Web page and app entries:
────────────────────────────────────────
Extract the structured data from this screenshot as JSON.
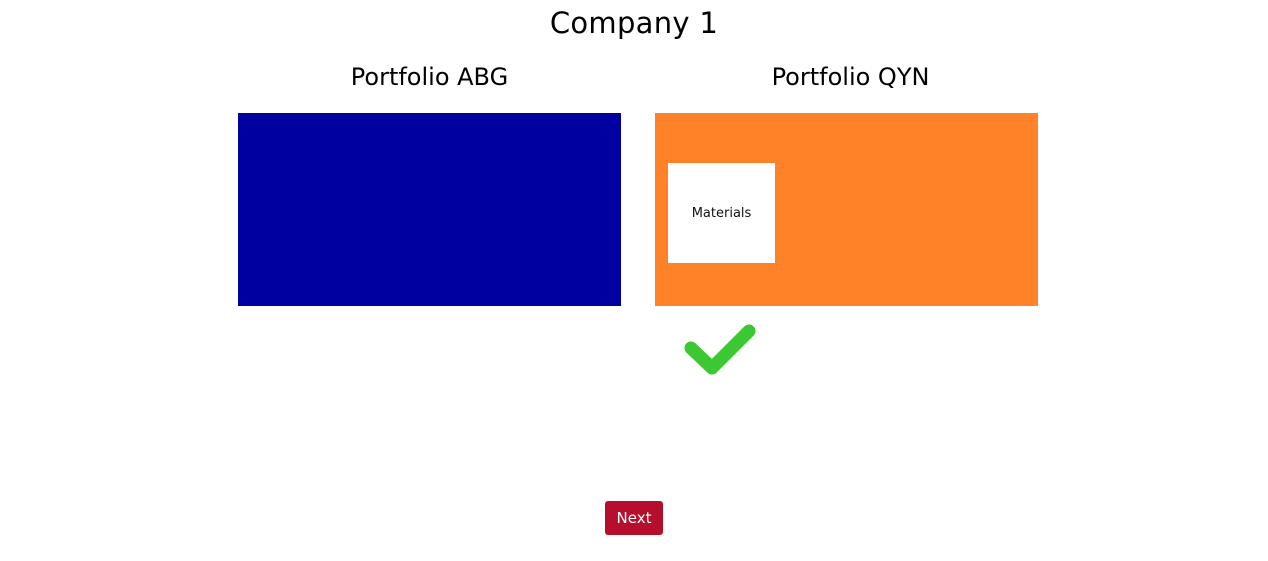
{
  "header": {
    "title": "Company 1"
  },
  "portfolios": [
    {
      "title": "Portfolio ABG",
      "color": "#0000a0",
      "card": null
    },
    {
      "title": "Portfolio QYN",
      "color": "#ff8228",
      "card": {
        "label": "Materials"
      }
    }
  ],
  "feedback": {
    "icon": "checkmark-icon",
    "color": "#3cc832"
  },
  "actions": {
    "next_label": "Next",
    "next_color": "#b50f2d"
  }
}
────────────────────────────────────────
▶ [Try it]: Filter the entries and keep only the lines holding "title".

▶ [Response for this exercise]:
    "title": "Company 1"
      "title": "Portfolio ABG",
      "title": "Portfolio QYN",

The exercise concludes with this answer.